__Entries from a dataset of interfaces__:
________________________

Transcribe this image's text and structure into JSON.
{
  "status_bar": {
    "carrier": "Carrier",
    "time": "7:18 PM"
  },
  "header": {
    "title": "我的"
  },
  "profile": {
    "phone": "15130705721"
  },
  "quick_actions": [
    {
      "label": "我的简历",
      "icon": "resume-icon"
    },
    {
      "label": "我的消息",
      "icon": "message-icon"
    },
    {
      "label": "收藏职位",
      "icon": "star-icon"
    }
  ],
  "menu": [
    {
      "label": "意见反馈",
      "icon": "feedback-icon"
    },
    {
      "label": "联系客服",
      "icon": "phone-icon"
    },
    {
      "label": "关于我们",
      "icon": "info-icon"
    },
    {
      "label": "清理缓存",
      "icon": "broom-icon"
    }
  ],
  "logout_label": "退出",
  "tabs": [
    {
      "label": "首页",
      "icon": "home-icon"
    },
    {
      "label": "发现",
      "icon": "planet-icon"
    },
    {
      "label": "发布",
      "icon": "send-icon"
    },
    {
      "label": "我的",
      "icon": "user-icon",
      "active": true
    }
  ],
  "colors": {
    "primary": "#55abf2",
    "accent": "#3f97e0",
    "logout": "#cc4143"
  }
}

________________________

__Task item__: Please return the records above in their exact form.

__Task output__:
Transcribe this image's text and structure into JSON.
{
  "status_bar": {
    "carrier": "Carrier",
    "time": "7:18 PM"
  },
  "header": {
    "title": "我的"
  },
  "profile": {
    "phone": "15130705721"
  },
  "quick_actions": [
    {
      "label": "我的简历",
      "icon": "resume-icon"
    },
    {
      "label": "我的消息",
      "icon": "message-icon"
    },
    {
      "label": "收藏职位",
      "icon": "star-icon"
    }
  ],
  "menu": [
    {
      "label": "意见反馈",
      "icon": "feedback-icon"
    },
    {
      "label": "联系客服",
      "icon": "phone-icon"
    },
    {
      "label": "关于我们",
      "icon": "info-icon"
    },
    {
      "label": "清理缓存",
      "icon": "broom-icon"
    }
  ],
  "logout_label": "退出",
  "tabs": [
    {
      "label": "首页",
      "icon": "home-icon"
    },
    {
      "label": "发现",
      "icon": "planet-icon"
    },
    {
      "label": "发布",
      "icon": "send-icon"
    },
    {
      "label": "我的",
      "icon": "user-icon",
      "active": true
    }
  ],
  "colors": {
    "primary": "#55abf2",
    "accent": "#3f97e0",
    "logout": "#cc4143"
  }
}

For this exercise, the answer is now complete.